BEGIN
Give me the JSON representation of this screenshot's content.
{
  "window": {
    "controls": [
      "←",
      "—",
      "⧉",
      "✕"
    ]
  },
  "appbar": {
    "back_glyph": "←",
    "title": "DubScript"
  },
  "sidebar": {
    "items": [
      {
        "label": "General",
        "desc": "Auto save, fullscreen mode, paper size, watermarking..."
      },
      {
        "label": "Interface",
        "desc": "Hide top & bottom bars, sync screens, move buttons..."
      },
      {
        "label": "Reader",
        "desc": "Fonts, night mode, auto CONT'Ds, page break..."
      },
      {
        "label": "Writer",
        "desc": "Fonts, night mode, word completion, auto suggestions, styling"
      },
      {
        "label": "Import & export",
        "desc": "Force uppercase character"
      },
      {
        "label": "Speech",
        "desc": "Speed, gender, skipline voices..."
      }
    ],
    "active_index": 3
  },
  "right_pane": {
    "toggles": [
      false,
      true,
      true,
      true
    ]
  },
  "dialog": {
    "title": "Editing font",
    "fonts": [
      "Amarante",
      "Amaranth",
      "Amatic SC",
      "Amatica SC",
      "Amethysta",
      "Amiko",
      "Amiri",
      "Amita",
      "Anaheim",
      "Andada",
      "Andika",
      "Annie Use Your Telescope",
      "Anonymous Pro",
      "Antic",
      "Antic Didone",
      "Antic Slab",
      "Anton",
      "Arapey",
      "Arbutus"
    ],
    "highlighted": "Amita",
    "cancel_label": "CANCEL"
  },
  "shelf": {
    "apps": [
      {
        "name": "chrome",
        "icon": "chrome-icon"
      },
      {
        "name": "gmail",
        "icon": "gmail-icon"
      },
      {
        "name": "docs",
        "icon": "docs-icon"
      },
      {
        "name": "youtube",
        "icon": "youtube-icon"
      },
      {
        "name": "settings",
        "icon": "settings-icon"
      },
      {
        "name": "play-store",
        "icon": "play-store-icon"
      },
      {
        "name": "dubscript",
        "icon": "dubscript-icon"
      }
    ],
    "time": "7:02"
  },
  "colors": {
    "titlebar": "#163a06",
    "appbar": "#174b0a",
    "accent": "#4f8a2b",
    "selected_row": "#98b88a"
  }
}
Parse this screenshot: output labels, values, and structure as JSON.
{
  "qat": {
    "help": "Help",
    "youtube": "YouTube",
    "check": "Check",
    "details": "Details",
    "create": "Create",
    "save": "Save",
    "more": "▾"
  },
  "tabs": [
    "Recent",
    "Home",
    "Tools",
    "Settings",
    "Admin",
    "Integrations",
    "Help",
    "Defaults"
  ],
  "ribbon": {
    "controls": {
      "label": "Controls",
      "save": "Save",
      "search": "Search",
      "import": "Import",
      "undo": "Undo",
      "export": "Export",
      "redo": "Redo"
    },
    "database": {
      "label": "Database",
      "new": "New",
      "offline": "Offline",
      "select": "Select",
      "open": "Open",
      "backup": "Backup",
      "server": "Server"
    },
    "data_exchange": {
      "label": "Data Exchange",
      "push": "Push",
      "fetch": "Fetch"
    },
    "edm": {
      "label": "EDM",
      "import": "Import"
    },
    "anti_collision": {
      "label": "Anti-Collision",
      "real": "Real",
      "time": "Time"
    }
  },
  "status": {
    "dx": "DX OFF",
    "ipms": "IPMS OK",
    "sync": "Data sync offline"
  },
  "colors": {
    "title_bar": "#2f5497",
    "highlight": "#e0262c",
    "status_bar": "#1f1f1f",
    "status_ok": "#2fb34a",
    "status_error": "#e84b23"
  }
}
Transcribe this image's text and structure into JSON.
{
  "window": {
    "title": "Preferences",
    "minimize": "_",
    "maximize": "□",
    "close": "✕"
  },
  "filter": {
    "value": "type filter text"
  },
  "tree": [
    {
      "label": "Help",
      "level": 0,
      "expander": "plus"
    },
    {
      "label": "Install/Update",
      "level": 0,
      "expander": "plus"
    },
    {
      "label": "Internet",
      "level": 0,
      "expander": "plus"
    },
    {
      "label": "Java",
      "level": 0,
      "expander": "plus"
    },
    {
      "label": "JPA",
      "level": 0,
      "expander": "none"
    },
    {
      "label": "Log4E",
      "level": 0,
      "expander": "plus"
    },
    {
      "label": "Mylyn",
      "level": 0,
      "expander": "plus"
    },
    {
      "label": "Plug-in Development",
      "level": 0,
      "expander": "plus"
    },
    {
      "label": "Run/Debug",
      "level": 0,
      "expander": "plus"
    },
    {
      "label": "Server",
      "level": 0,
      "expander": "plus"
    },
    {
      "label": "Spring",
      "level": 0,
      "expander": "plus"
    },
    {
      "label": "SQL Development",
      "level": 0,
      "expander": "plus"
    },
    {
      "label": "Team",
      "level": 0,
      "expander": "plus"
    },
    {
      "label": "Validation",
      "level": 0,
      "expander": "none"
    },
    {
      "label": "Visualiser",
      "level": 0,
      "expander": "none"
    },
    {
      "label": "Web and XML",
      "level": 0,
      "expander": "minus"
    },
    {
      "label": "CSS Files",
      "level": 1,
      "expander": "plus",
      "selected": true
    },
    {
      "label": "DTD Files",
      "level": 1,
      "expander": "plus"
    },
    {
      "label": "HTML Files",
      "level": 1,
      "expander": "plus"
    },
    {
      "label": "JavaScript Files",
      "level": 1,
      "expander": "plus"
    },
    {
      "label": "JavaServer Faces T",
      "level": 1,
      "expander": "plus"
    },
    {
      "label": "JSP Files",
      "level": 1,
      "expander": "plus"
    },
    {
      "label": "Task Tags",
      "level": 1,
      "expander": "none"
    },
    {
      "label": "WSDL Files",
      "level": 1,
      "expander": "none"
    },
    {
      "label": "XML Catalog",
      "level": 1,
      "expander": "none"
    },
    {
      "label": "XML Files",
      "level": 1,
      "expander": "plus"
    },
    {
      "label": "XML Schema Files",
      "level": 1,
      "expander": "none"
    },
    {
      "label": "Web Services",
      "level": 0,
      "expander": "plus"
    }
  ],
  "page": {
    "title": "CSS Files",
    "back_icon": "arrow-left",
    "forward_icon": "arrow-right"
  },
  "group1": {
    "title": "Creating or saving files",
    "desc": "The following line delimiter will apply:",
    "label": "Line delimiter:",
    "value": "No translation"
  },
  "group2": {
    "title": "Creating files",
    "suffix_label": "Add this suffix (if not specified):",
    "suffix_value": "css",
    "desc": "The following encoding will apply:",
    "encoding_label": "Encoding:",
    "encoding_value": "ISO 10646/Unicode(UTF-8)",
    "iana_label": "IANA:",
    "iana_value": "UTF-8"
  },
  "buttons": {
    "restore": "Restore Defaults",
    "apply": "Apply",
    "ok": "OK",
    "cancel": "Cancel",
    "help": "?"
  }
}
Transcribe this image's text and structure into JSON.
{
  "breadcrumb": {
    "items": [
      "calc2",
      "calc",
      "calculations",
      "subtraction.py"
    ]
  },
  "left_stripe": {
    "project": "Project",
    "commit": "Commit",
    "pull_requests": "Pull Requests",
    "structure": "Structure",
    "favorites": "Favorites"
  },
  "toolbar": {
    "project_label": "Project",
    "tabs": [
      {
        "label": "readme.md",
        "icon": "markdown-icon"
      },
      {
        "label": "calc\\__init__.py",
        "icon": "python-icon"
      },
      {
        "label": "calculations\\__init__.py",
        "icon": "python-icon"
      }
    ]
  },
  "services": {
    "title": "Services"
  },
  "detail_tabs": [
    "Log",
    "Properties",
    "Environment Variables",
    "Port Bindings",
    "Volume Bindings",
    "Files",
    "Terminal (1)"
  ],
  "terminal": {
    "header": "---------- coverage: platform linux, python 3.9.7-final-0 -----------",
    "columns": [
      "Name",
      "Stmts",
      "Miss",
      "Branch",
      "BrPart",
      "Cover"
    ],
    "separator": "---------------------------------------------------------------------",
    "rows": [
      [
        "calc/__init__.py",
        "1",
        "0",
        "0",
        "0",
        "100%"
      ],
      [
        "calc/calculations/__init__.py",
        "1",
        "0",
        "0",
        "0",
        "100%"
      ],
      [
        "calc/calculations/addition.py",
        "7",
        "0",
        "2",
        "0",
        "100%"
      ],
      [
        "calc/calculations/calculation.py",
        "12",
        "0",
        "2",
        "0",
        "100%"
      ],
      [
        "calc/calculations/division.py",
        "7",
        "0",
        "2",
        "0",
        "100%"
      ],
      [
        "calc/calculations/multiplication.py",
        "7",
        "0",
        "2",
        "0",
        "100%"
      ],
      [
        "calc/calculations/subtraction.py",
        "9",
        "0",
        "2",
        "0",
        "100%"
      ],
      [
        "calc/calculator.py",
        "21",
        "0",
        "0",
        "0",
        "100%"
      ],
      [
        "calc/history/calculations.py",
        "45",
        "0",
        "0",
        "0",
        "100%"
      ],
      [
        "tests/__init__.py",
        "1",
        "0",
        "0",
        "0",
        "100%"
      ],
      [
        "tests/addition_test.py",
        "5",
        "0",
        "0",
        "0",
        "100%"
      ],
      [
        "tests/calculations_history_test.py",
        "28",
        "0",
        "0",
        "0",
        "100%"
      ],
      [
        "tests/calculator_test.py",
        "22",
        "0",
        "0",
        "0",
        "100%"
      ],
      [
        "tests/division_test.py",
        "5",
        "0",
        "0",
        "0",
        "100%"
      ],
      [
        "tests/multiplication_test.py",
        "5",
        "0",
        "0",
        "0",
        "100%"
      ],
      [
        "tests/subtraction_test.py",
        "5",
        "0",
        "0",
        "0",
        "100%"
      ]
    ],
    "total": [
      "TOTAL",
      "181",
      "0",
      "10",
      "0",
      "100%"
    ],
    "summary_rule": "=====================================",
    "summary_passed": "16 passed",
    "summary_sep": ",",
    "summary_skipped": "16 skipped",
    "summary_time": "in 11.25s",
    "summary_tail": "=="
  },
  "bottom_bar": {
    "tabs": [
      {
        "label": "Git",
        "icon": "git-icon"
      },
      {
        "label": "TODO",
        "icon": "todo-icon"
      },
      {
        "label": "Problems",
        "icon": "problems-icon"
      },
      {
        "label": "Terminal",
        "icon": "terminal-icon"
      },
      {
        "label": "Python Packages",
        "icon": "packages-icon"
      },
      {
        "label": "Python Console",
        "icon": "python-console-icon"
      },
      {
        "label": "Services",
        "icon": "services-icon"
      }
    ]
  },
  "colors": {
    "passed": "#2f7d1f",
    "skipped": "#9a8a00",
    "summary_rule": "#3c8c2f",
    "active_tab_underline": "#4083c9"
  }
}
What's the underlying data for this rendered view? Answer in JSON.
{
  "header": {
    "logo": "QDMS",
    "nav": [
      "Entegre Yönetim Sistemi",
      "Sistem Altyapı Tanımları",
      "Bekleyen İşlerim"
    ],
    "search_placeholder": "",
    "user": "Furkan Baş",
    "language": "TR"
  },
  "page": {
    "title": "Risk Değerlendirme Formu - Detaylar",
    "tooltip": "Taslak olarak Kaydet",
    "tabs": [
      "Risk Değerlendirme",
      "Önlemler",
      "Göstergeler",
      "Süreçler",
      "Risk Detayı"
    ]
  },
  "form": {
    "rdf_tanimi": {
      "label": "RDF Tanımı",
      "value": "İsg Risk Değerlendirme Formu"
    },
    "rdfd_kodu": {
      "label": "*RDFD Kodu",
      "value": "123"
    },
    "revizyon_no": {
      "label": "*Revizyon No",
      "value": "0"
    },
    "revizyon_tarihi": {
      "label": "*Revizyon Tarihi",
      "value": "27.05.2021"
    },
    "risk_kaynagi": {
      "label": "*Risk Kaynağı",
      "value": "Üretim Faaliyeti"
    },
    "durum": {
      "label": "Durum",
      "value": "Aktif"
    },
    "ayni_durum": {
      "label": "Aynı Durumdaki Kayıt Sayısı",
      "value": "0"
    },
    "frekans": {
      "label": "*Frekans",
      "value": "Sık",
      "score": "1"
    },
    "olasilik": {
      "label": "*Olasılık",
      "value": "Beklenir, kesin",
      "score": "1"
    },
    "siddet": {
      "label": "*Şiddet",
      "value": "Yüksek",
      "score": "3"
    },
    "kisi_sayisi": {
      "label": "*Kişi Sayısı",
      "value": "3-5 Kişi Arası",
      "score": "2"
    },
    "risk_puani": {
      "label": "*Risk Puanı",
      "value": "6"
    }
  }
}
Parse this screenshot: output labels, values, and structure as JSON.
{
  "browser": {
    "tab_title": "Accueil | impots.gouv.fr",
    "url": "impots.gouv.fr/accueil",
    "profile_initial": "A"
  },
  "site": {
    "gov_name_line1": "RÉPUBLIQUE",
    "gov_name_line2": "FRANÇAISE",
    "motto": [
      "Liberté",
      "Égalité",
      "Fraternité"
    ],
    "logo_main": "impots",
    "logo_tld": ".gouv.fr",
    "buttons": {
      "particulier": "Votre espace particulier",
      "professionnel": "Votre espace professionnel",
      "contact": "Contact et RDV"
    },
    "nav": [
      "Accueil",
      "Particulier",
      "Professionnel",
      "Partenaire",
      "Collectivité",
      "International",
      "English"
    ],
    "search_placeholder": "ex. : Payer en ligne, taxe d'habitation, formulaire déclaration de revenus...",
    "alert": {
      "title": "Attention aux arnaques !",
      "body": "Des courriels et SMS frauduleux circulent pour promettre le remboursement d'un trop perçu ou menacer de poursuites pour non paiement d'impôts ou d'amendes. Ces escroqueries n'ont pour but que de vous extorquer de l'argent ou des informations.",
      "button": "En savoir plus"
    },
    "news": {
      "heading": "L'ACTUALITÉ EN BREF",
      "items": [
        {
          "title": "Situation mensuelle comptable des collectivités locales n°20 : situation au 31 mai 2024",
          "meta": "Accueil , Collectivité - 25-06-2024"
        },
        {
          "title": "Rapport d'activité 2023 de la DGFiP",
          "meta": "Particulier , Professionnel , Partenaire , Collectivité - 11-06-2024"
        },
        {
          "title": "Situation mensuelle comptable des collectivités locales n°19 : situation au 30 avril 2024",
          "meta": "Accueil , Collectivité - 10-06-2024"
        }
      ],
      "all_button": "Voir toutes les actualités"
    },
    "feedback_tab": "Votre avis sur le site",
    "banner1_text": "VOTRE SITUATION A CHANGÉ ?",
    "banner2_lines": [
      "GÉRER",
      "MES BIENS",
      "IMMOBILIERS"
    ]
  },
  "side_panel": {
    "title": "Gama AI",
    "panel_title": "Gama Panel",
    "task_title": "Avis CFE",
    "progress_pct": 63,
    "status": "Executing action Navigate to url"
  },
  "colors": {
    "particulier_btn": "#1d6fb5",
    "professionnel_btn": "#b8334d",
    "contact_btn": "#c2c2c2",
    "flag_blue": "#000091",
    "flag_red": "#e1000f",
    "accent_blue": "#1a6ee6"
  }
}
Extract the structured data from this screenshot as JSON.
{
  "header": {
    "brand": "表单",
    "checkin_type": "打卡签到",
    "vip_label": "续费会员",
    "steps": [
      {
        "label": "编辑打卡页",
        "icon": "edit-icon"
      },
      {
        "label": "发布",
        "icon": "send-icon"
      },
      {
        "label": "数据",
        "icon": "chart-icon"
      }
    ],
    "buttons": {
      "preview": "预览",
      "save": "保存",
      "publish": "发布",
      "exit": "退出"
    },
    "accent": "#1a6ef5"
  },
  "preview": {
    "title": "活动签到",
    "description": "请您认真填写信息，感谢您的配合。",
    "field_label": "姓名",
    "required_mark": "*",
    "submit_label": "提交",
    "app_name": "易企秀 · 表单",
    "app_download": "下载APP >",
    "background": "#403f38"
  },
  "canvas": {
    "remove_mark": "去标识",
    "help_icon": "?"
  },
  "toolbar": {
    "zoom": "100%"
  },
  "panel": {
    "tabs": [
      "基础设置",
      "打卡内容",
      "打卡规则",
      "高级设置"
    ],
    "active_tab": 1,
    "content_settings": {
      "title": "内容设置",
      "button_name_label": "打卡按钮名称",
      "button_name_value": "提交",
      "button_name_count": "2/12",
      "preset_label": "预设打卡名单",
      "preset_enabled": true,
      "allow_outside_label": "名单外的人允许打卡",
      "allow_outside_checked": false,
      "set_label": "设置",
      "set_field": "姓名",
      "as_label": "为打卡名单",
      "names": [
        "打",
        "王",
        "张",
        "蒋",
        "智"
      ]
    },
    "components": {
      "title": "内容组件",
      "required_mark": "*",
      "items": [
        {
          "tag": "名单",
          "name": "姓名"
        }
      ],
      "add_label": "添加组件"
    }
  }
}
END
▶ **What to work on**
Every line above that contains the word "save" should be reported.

▶ **Output for this exercise**
        "desc": "Auto save, fullscreen mode, paper size, watermarking..."
    "save": "Save",
      "save": "Save",
      "save": "保存",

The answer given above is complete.